What is needed: Search the records for the string "Delayed" and copy every line in which it appears.

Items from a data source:
--------------------------------------------------
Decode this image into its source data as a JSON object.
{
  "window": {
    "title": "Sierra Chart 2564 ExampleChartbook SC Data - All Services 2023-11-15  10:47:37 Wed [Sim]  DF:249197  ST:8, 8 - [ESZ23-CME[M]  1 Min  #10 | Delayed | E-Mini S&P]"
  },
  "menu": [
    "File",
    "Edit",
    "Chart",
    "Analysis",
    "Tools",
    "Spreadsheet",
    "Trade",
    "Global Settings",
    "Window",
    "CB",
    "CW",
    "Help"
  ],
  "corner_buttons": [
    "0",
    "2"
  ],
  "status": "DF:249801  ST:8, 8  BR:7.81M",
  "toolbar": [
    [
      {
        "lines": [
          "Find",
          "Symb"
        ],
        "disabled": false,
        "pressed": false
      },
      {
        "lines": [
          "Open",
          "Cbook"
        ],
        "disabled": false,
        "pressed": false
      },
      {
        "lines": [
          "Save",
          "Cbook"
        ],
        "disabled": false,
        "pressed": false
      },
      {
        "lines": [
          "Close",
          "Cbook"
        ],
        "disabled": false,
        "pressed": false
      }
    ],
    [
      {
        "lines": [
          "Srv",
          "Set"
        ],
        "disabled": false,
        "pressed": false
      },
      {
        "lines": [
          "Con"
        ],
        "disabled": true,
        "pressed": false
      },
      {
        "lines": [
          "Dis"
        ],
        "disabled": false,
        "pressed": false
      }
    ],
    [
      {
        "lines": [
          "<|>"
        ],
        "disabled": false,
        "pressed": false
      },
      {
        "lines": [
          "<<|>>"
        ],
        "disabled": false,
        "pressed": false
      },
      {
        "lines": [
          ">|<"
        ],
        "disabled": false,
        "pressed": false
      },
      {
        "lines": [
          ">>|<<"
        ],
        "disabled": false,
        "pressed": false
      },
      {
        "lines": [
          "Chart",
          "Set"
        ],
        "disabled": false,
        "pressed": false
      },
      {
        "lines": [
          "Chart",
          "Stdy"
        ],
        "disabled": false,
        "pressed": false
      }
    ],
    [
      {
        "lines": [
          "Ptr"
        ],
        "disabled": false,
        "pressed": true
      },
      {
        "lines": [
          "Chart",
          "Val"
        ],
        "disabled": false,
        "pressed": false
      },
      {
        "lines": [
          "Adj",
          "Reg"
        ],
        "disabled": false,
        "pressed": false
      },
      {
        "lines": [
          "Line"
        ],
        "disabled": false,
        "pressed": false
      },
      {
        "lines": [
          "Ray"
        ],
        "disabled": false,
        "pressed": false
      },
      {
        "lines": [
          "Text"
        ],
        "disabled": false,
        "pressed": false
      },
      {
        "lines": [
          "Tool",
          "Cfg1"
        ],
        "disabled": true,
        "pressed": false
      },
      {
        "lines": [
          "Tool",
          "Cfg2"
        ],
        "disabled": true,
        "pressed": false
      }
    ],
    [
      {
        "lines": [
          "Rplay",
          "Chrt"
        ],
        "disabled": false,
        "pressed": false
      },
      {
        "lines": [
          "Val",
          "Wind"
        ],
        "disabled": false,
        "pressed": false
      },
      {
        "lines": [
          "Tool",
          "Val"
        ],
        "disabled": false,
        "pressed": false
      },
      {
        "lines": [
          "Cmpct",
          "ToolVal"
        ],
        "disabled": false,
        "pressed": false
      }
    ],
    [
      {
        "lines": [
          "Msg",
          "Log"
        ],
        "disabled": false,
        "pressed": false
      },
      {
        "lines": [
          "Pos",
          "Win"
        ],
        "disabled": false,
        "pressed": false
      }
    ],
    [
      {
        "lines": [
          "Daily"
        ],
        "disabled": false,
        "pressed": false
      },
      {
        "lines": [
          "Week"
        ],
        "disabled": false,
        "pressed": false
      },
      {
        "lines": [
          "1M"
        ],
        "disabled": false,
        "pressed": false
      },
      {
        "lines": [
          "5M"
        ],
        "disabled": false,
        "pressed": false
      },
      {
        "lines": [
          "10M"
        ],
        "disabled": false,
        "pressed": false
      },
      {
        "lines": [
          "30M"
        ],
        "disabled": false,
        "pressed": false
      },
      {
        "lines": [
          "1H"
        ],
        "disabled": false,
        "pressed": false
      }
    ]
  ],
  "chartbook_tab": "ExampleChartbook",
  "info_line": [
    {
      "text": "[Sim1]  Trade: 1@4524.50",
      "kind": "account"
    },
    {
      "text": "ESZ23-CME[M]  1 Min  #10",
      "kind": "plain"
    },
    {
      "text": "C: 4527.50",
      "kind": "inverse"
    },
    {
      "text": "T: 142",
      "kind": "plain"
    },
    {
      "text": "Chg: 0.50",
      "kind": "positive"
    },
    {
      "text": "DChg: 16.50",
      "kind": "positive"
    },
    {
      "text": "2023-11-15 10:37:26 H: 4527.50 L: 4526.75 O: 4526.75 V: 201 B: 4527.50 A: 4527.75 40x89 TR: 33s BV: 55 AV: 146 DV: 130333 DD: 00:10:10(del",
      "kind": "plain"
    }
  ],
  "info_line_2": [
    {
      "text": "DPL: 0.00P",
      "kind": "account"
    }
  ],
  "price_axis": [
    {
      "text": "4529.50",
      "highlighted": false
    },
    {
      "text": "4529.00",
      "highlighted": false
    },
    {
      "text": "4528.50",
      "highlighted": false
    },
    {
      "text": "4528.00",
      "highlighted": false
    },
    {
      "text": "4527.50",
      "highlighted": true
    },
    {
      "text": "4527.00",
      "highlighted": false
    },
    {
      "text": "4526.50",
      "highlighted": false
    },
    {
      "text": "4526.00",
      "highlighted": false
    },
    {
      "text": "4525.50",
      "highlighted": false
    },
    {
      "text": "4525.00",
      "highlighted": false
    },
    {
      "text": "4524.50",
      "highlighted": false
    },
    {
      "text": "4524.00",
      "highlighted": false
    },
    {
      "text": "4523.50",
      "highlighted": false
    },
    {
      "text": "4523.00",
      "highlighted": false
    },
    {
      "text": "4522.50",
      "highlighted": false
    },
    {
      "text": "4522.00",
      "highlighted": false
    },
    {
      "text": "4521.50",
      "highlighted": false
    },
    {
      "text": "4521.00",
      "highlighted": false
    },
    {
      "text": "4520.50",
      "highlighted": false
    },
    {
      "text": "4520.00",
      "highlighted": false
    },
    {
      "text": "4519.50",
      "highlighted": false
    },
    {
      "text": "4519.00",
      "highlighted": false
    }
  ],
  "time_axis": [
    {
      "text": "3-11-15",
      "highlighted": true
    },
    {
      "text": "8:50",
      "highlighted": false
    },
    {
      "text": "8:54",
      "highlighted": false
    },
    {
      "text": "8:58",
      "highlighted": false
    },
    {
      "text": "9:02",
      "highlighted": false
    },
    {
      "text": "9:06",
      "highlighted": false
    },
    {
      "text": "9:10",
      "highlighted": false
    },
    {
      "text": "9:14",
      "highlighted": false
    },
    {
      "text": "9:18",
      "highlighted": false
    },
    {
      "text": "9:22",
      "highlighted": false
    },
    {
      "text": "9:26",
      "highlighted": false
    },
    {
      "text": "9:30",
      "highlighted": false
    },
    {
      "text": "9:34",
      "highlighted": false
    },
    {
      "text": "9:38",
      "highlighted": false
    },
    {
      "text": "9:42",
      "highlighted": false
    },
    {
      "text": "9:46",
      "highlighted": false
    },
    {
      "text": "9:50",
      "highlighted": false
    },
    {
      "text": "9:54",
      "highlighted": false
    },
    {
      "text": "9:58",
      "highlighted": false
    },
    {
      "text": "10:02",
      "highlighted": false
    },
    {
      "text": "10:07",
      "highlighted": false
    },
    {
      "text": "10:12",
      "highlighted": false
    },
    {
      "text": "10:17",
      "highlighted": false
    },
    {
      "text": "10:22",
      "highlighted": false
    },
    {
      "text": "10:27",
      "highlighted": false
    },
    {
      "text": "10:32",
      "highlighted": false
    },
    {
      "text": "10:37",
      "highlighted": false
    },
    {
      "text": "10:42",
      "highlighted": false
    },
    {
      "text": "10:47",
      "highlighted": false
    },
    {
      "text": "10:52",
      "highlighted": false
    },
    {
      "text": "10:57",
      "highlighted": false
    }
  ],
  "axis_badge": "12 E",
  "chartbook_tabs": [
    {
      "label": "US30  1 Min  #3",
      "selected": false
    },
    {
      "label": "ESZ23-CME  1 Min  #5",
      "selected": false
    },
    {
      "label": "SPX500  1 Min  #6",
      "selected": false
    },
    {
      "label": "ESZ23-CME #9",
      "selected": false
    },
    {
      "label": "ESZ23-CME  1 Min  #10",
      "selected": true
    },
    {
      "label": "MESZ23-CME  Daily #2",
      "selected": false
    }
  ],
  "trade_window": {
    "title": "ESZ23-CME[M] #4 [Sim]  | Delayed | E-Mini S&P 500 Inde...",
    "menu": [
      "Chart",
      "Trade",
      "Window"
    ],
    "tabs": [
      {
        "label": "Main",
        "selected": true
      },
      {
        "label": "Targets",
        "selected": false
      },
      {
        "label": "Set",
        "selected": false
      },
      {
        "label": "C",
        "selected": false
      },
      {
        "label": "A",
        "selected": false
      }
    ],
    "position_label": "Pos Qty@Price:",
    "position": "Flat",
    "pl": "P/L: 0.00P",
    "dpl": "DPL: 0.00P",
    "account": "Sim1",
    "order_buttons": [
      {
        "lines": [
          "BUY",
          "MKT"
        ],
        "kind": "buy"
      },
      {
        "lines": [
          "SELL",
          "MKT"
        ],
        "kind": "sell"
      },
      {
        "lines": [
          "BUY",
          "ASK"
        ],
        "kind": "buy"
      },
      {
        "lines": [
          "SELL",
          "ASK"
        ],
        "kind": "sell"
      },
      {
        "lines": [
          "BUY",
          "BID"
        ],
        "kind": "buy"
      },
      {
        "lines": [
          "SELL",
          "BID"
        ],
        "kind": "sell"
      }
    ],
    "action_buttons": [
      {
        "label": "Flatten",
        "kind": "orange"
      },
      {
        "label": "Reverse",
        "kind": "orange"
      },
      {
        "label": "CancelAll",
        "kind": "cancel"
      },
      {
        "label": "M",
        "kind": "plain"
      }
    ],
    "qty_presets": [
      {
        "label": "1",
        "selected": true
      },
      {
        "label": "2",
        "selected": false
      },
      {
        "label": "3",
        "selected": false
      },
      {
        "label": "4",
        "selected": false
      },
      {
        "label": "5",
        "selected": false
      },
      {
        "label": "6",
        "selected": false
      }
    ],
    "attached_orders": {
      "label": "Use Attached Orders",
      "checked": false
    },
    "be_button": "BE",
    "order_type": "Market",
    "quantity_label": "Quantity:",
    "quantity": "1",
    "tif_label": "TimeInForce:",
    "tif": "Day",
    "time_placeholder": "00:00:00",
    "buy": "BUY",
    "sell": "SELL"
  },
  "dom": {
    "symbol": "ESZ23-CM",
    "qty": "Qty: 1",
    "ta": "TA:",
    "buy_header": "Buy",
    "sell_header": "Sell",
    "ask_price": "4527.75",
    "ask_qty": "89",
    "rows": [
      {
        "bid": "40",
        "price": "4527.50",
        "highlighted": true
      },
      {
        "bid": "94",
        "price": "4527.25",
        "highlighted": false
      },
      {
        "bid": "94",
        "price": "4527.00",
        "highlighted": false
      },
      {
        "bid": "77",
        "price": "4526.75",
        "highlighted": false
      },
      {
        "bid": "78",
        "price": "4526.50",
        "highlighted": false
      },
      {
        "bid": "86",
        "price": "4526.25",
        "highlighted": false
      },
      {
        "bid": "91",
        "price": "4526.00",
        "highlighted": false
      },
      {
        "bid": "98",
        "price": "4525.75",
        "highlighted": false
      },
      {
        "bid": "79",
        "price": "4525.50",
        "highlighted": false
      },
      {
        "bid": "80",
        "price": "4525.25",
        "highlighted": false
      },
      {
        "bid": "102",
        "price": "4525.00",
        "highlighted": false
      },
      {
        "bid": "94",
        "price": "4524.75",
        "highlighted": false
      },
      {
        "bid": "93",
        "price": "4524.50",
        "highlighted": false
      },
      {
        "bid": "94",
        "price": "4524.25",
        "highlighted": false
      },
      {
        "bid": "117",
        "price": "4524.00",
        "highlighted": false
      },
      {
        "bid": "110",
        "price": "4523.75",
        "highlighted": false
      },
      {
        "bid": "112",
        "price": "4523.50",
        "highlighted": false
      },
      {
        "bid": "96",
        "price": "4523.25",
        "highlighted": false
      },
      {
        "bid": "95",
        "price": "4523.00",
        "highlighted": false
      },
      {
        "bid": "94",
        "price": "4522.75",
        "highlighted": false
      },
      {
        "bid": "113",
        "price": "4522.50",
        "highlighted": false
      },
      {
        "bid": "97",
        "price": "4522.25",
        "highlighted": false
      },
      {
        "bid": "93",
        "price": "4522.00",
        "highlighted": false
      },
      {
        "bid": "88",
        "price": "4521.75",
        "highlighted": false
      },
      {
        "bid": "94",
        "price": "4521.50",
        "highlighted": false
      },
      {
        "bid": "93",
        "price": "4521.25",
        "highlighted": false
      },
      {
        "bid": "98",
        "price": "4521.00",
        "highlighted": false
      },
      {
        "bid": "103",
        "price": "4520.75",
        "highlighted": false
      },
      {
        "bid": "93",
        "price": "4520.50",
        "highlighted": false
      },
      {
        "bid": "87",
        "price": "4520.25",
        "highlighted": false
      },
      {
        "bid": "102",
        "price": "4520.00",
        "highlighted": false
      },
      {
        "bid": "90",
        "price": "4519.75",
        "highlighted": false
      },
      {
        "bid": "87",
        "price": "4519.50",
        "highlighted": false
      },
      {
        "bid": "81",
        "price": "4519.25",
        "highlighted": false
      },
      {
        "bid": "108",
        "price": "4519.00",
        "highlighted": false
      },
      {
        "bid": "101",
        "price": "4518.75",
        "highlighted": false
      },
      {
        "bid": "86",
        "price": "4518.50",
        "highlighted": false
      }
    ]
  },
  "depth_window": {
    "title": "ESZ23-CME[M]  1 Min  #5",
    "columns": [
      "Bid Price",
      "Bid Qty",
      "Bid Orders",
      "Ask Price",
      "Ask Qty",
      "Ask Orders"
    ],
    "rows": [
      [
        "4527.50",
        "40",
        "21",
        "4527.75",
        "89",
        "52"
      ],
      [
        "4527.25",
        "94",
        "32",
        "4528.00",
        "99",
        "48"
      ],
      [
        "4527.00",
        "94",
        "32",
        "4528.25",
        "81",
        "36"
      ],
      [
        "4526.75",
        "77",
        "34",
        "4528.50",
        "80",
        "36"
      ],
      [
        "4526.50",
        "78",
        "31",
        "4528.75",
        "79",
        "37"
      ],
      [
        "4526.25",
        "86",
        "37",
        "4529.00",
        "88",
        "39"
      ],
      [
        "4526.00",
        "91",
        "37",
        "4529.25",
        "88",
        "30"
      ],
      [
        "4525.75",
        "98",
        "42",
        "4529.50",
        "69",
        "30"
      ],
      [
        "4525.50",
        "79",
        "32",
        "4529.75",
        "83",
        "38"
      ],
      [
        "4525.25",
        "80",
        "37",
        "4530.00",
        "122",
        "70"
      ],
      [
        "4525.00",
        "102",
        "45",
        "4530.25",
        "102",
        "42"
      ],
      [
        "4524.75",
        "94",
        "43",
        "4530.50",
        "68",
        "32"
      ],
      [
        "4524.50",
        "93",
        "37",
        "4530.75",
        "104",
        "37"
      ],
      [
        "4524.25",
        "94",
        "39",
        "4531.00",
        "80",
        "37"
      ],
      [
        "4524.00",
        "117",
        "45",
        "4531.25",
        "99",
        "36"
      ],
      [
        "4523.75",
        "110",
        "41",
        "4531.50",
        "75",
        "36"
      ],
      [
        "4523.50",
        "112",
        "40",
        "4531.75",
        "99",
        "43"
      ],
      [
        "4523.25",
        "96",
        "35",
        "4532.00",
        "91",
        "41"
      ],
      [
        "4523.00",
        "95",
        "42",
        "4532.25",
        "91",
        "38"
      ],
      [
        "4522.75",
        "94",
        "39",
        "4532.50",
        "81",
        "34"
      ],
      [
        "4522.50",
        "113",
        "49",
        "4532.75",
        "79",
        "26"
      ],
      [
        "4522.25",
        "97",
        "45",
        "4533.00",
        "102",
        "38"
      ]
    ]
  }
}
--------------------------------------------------
Response area:
    "title": "Sierra Chart 2564 ExampleChartbook SC Data - All Services 2023-11-15  10:47:37 Wed [Sim]  DF:249197  ST:8, 8 - [ESZ23-CME[M]  1 Min  #10 | Delayed | E-Mini S&P]"
    "title": "ESZ23-CME[M] #4 [Sim]  | Delayed | E-Mini S&P 500 Inde...",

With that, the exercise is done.